The US Presidential Election of 2016
With a couple of colleagues, Joseph Ryoo and Alina Nastasoiu, I wrote a chapter in a recent review of the US Presidential Elections in 2016. (We could have just published a one word book reviewing the election — “help” — but academics like to use unnecessary words).

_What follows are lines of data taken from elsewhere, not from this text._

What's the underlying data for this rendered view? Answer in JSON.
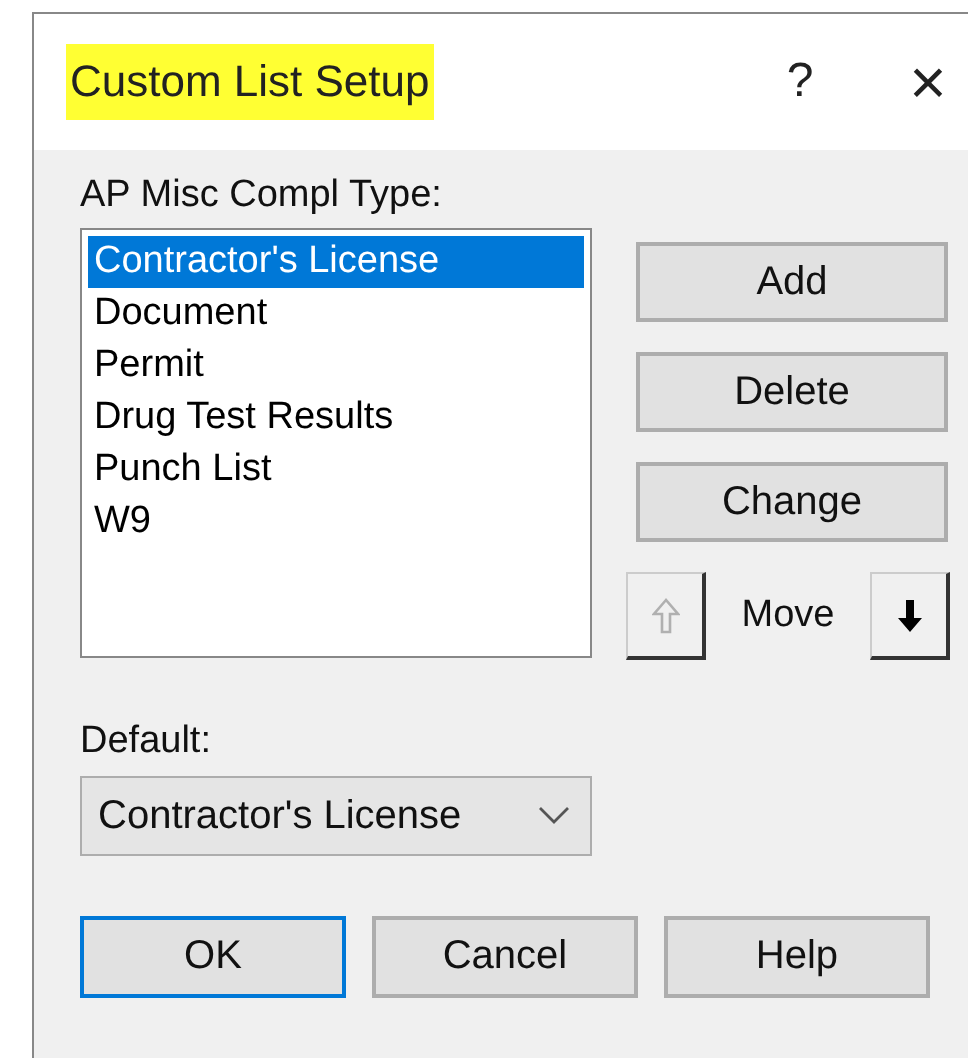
{
  "window": {
    "title": "Custom List Setup",
    "title_highlighted": true,
    "help_glyph": "?",
    "close_glyph": "×"
  },
  "list": {
    "label": "AP Misc Compl Type:",
    "items": [
      {
        "text": "Contractor's License",
        "selected": true
      },
      {
        "text": "Document",
        "selected": false
      },
      {
        "text": "Permit",
        "selected": false
      },
      {
        "text": "Drug Test Results",
        "selected": false
      },
      {
        "text": "Punch List",
        "selected": false
      },
      {
        "text": "W9",
        "selected": false
      }
    ]
  },
  "side_buttons": [
    "Add",
    "Delete",
    "Change"
  ],
  "move": {
    "label": "Move",
    "up_disabled": true,
    "down_disabled": false
  },
  "default": {
    "label": "Default:",
    "value": "Contractor's License"
  },
  "buttons": [
    {
      "label": "OK",
      "default": true
    },
    {
      "label": "Cancel",
      "default": false
    },
    {
      "label": "Help",
      "default": false
    }
  ]
}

The book has a bunch of interesting chapters discussing such things as market research, micro-targeting, Hillary Clinton’s appeals to moderates, and, of course, lots on Trump and Bernie Sanders. Our chapter discusses primaries and we note the fascinating strategic problems that these pose. Appeal to the base then shortly after try to appeal to the wider electorate. The primary voters also often have a fascinating challenge should they go for electable candidates — candidates who they think are more likely to win the Presidency for their party — or the candidate they personally prefer. I was one of many who thought the Republicans would never choose Trump given he was unlikely to win the Presidency. Did the Republican base know more, or did they just ignore electability and get lucky? (If the Trump victory could be said to be lucky).
We do some analysis of the Facebook and Twitter feeds of the primary candidates. (Trump showed a great focus on “America” and “safe”). We note how primary results don’t do a great job of predicting general election success. Being exceptionally strong in a state in the primary doesn’t typically mean you are especially likely to win it in the Presidntial contest.
What I personally find fascinating is what the 2016 primaries say about party management. Trump and Bernie certainly did better than expected despite being almost hostile to the (establishment in the) parties they sought to represent. If parties can’t control their nomination processes this makes party branding exceptionally difficult. “This means a party brand may need to be reinvented each election cycle.. which is likely to cause massive confusion among the voters….From a campaigning standpoint. lack of centralized control over nominees could create greater challenges in identifying party voters” (Bendle, Ryoo and Nastasoi, 2017, page 77). I’m not expecting everyone to shed tears for political marketers, we all have bigger worries post the 2016 elections, but their lives can only be made more difficult by Trump’s unlikely sucess.
Read: Neil Bendle, Joseph Ryoo, and Alina Nastasoiu (2017) The 2016 US Primaries: Parties and Candidates in a World of Big Data, in Political Marketing in the 2016 U.S. Presidential Election Ed. Jamie Gillies, Palgrave Pivot